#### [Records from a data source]
++++

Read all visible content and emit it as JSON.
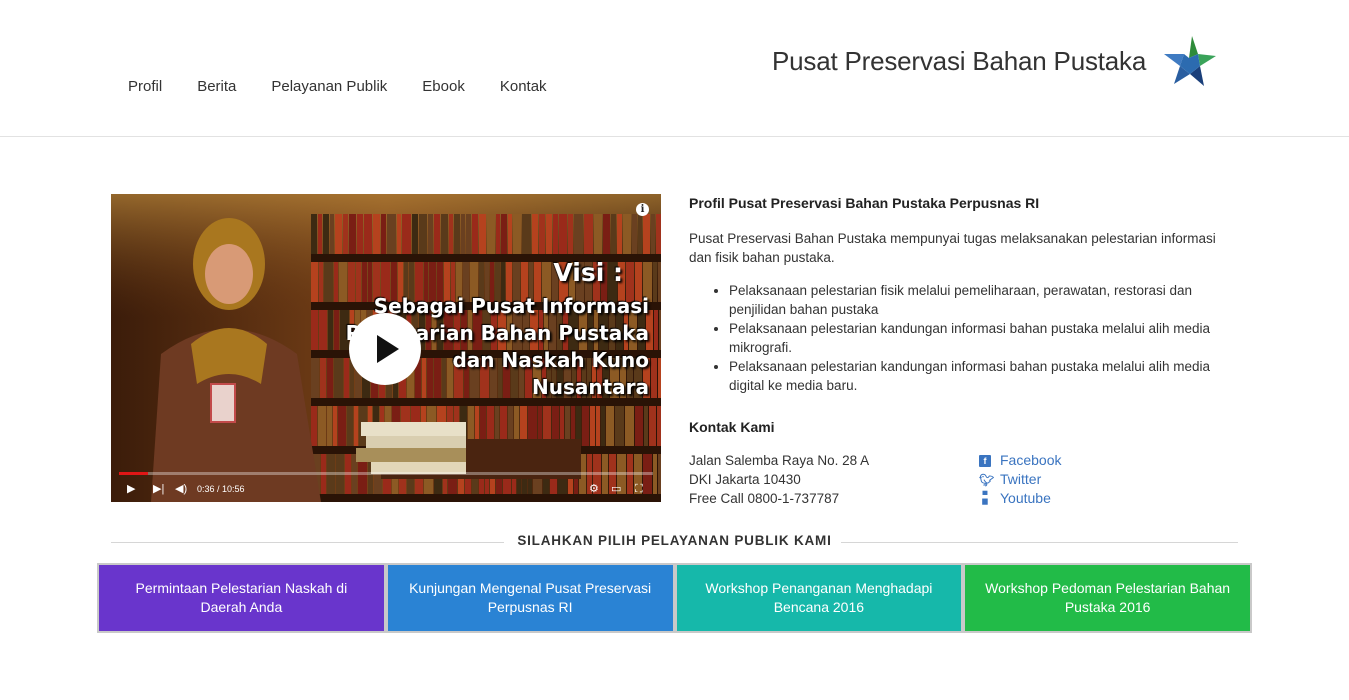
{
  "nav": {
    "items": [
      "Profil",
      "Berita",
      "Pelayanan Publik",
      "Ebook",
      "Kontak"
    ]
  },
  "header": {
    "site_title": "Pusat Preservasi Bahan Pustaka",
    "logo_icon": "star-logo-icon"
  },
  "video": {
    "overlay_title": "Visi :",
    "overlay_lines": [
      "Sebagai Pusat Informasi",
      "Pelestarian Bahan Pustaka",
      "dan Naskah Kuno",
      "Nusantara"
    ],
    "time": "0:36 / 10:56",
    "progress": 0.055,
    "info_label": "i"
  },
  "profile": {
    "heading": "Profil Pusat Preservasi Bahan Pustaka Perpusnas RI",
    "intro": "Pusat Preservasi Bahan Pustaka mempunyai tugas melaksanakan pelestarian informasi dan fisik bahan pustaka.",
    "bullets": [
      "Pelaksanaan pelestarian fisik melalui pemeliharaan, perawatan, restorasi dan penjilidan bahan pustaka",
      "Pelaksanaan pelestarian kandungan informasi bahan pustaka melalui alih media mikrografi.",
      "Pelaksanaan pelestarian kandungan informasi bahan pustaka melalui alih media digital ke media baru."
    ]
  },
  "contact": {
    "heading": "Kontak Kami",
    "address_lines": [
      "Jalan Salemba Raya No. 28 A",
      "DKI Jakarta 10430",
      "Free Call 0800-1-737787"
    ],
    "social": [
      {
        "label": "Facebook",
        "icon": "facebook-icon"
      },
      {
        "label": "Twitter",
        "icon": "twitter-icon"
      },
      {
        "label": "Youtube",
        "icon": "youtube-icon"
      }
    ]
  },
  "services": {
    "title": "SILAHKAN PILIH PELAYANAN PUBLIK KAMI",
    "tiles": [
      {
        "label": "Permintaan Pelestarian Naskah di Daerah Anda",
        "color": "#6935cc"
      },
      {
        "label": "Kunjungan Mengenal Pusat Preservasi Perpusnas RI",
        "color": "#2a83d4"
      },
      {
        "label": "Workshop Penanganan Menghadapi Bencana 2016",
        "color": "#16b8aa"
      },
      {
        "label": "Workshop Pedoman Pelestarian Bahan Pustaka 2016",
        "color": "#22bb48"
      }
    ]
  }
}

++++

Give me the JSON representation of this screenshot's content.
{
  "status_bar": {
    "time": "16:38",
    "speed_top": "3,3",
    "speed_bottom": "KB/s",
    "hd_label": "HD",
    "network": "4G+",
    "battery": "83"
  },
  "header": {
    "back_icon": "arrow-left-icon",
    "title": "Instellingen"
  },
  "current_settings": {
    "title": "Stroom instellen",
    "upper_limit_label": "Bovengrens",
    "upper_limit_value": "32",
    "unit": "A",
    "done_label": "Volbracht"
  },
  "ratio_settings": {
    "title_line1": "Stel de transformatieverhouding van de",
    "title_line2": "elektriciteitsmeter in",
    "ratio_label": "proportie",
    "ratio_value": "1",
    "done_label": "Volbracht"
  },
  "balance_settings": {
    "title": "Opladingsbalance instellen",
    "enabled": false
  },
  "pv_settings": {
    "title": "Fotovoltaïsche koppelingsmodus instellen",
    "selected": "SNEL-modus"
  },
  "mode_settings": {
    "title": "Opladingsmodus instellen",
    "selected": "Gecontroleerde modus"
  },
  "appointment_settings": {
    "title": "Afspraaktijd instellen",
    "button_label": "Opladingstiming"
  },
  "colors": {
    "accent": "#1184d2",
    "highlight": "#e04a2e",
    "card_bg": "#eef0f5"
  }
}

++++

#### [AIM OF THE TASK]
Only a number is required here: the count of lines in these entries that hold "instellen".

#### [EXPECTED OUTPUT]
5